World’s Richest Are Stashing ‘Large Sums’ Of Cash In Vaults As Swiss Bankers Rage Against Negative Rates
Finally, somebody at Davos is talking about something other than the weather…
Davos’s wealthiest denizens have reportedly been laser-focused on the issue of climate change and it’s potential impact on the global economy and markets this year – and the Trump vs. Greta drama has only stoked interest – but apparently at least one of the hundreds of reports combing the town’s ritzy resorts has found a couple of bankers willing to discuss what’s really bothering the industry.
And to our complete lack of surprise, that boogeyman is negative interest rate.
Now that the Fed has finished with its ‘midterm adjustment’, no other central bank in the developed world is going to have the courage to lift rates off the zero bound, particularly as the Continental economy careens toward a recession.
But as the rate compression continues to punish European banks, placing them at a significant disadvantage to their American peers (just look at what’s going on with Deutsche Bank), some of the wealthy customers whom the banks have leaned on to try and make up for their lost revenues are deciding to pull their money and stash it under the mattress instead.
Because at least then they won’t need to pay points on their deposits.
According to CNN, several Swiss private bankers roaming the halls of Davos have said that clients have asked to withdraw large sums of cash so they can store it themselves, in a vault or in some other type of secure facility. The trend is beginning to wear on Switzerland’s reputation as a safe and amenable locale for the world’s wealthy to stash their cash.
“A lot of people [are] thinking about what they should do, and alternatives to this,” said Adriel Jost, head of economics at Wellershoff & Partners, a consultancy based in Zurich.
Davos denizen Norman Villamin, chief investment officer for private banking at Switzerland’s UBP, said a limited number of clients have moved their cash into private storage. Some may have sold their business or a home recently, and “can’t deploy the cash all in one go,” he explained.
Private banker Rahn+Bodmer also said some clients had asked for at least some of their money back in cash.
“We tell the client, watch out – it’s your money,” said R+B partner Martin Bidermann. Many have chosen to move their money anyway.
According to CNN, Swiss banks generally try to avoid passing costs on to customers like this, and will only charge such outrageous fees when net interest margin no longer exists. For five years, Swiss banks have struggled with some of the steepest negative rates in Europe, a monetary framework designed to keep the Swiss franc from appreciating (remember the explosion of volatility that ensued when the Swiss de-pegged the franc from the euro five years ago?).
But banks are being charged an outrageous rate to store excess reserves at the central bank. The SNB has maintained a policy rate of -0.75% at its December meeting, while signaling that rates will likely remain on hold at least through next year.
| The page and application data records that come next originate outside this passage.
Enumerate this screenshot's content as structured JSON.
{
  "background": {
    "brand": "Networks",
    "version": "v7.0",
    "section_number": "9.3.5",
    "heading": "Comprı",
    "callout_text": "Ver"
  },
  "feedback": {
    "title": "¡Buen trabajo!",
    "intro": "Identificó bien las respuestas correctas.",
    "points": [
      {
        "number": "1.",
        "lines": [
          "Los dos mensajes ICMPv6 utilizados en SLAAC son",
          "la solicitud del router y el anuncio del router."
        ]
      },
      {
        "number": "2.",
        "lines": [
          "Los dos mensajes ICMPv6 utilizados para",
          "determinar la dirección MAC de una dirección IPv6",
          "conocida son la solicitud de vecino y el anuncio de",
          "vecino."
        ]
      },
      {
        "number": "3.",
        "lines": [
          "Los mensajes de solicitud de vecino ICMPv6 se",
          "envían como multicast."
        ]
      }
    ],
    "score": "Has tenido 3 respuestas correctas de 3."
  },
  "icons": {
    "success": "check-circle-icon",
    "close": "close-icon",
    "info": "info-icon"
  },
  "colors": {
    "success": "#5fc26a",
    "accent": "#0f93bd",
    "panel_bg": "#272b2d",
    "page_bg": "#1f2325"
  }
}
This has forced many large Swiss banks, including Credit Suisse and UBS, to charge a negative interest rate on some of their largest customer deposits.
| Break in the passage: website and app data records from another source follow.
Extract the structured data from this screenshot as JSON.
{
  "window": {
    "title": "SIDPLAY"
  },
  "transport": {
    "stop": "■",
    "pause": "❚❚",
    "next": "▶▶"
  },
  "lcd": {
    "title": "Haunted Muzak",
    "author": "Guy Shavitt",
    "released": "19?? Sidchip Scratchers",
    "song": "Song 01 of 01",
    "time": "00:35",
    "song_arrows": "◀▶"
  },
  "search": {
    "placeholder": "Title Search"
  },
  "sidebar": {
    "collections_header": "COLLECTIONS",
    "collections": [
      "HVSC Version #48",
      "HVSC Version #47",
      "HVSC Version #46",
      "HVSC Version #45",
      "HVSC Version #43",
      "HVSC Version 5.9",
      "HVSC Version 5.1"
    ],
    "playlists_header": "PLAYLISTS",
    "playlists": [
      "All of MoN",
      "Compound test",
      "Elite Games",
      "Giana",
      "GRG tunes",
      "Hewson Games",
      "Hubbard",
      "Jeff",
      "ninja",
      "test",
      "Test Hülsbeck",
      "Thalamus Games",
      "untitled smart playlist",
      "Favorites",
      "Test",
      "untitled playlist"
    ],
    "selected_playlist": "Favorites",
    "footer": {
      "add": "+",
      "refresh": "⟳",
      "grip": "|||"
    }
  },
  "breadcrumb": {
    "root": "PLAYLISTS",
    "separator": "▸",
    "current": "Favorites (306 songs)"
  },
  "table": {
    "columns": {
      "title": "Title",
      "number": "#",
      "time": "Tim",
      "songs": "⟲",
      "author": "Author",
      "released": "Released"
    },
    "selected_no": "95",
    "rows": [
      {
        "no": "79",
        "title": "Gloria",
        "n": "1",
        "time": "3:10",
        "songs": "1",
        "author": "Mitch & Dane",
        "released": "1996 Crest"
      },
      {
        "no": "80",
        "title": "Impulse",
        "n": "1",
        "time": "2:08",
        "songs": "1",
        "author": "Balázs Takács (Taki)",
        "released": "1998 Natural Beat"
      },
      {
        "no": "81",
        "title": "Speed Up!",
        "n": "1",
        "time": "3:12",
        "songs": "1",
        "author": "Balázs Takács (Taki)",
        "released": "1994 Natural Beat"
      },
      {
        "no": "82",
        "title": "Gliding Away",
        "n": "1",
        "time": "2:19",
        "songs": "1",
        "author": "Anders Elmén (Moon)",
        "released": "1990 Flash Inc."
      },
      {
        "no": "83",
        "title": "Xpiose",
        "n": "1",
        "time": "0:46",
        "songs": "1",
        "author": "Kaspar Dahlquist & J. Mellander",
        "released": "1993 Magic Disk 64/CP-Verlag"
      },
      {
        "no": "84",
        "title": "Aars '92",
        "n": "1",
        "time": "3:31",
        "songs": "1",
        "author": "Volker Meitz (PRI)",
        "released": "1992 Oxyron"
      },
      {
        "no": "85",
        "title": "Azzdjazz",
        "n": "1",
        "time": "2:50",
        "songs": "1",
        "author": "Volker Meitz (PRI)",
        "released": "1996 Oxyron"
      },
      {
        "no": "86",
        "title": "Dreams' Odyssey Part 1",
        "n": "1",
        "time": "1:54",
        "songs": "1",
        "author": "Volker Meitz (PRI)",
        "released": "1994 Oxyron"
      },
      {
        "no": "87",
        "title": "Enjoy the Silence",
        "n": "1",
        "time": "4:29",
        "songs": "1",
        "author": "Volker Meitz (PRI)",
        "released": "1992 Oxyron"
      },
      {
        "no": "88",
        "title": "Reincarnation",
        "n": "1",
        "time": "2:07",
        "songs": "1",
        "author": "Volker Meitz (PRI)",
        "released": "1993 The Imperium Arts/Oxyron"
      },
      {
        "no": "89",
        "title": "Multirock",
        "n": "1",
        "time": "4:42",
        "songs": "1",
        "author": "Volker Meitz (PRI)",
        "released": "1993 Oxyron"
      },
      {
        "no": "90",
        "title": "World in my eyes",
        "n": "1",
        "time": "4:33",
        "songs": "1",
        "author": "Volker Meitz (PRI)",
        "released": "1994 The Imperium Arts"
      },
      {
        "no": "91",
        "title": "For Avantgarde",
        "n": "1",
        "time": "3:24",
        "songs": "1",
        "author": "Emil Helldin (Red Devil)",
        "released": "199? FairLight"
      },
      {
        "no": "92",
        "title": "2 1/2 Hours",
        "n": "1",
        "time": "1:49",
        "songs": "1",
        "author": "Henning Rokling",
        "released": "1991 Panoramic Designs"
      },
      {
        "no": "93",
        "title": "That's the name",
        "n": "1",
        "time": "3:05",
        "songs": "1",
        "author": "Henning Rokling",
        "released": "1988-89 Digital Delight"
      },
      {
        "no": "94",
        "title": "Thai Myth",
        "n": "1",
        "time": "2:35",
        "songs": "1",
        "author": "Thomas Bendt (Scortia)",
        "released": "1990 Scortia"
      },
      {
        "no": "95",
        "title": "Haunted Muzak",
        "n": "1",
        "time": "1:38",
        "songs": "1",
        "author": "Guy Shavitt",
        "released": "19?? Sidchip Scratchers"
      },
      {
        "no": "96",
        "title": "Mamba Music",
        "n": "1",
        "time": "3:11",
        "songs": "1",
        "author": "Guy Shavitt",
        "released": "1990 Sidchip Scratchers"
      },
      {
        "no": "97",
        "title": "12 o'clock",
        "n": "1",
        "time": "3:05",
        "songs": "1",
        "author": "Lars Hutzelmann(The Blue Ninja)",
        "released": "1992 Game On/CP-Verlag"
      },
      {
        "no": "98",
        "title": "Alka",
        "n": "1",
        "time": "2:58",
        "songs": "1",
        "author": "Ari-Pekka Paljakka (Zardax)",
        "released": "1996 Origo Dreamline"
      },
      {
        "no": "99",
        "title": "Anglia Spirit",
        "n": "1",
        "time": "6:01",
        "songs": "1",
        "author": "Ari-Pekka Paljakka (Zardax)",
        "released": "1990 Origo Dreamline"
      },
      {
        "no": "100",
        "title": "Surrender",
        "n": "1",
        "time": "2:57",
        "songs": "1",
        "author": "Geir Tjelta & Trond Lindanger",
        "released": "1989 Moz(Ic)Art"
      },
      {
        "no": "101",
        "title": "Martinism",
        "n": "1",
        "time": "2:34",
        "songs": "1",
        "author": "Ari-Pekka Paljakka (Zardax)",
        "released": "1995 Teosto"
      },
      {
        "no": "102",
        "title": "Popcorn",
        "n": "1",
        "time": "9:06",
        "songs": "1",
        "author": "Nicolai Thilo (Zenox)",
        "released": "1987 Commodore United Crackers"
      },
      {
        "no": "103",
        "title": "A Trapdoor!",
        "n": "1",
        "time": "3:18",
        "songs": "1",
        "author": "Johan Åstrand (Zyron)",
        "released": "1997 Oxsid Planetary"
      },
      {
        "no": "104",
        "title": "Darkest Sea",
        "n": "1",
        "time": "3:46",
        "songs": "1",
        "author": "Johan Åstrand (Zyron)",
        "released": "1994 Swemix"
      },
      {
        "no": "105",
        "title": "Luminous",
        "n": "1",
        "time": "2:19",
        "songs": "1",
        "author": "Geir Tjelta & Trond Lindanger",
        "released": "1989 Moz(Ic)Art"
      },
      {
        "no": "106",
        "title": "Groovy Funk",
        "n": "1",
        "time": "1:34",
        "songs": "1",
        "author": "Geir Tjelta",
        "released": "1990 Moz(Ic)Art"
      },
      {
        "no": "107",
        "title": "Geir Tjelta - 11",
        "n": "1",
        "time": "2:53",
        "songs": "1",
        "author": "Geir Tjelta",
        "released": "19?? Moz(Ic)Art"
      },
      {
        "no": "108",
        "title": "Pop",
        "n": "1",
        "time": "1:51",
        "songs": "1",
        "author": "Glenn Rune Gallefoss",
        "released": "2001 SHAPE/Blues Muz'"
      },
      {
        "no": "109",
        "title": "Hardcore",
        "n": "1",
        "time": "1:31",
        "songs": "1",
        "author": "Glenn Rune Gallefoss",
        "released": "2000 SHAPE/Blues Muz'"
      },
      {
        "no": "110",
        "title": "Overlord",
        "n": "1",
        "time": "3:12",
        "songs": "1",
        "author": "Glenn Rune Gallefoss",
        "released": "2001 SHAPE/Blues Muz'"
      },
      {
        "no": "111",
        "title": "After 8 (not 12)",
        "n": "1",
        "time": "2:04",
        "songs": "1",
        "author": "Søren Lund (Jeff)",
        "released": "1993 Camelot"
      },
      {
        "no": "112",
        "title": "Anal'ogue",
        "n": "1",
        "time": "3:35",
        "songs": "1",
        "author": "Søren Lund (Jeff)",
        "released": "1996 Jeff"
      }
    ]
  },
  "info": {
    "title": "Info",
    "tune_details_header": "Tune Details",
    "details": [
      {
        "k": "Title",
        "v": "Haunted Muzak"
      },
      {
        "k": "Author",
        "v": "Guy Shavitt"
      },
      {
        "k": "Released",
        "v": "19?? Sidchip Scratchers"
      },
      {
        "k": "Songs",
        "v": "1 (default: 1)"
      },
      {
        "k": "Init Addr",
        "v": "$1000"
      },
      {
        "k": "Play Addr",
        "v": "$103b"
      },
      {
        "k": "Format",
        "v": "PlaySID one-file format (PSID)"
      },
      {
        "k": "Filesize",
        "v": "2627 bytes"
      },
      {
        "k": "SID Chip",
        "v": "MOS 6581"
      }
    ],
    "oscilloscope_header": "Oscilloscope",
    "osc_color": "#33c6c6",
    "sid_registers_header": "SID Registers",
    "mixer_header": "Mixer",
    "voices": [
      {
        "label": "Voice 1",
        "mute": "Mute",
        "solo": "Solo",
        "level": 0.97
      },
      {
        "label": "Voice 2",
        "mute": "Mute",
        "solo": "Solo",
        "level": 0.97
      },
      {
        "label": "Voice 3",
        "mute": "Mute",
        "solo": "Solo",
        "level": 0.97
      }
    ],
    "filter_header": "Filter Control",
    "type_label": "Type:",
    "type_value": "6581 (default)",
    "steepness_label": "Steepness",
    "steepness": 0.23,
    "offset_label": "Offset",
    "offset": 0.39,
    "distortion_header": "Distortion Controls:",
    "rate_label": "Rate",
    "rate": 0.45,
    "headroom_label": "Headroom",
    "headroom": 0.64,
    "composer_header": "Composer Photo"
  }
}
Of course, for clients who insist on holding their money in physical cash, devising a storage plan will take some work. Clients will need to figure out the logistics of safely storing the money. It would also be wise to ensure the cash, which will eat into the profit margin of keeping it in a vault instead of a bank.
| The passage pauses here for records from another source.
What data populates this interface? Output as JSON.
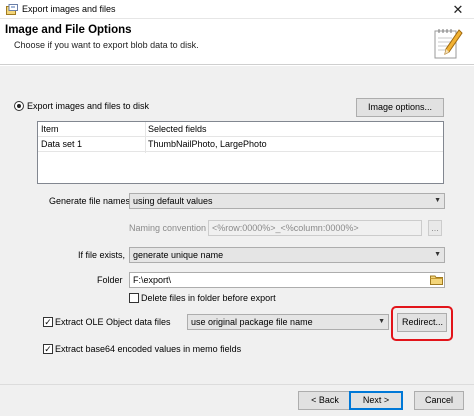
{
  "window": {
    "title": "Export images and files",
    "close_glyph": "✕"
  },
  "header": {
    "title": "Image and File Options",
    "subtitle": "Choose if you want to export blob data to disk."
  },
  "export_option": {
    "label": "Export images and files to disk",
    "selected": true
  },
  "image_options_button": "Image options...",
  "grid": {
    "columns": [
      "Item",
      "Selected fields"
    ],
    "rows": [
      [
        "Data set 1",
        "ThumbNailPhoto, LargePhoto"
      ]
    ]
  },
  "generate_file_names": {
    "label": "Generate file names",
    "value": "using default values"
  },
  "naming_convention": {
    "label": "Naming convention",
    "value": "<%row:0000%>_<%column:0000%>",
    "button": "..."
  },
  "if_file_exists": {
    "label": "If file exists,",
    "value": "generate unique name"
  },
  "folder": {
    "label": "Folder",
    "value": "F:\\export\\"
  },
  "delete_files": {
    "label": "Delete files in folder before export",
    "checked": false
  },
  "extract_ole": {
    "label": "Extract OLE Object data files",
    "checked": true,
    "value": "use original package file name",
    "redirect_button": "Redirect..."
  },
  "extract_base64": {
    "label": "Extract base64 encoded values in memo fields",
    "checked": true
  },
  "footer": {
    "back": "< Back",
    "next": "Next >",
    "cancel": "Cancel"
  },
  "icons": {
    "app": "export-app-icon",
    "header": "notepad-pencil-icon",
    "folder": "folder-icon"
  },
  "colors": {
    "highlight": "#e2141a",
    "primary_border": "#0078d7"
  }
}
Interestingly, CNN noted that according to SNB data, the amount of cash in circulation hasn’t climbed in recent years. That could mean one of two things: either this ‘trend piece’ is based on conversations with one or two boastful individuals, or the SNB is being deliberately obfuscating.
Either way, if large cash deposits are flowing out of the banking system, at some point, the franc should depreciate, which in turn might put the SNB in the uncomfortable position of trying to justify for continuing with its negative rates even as the currency sinks.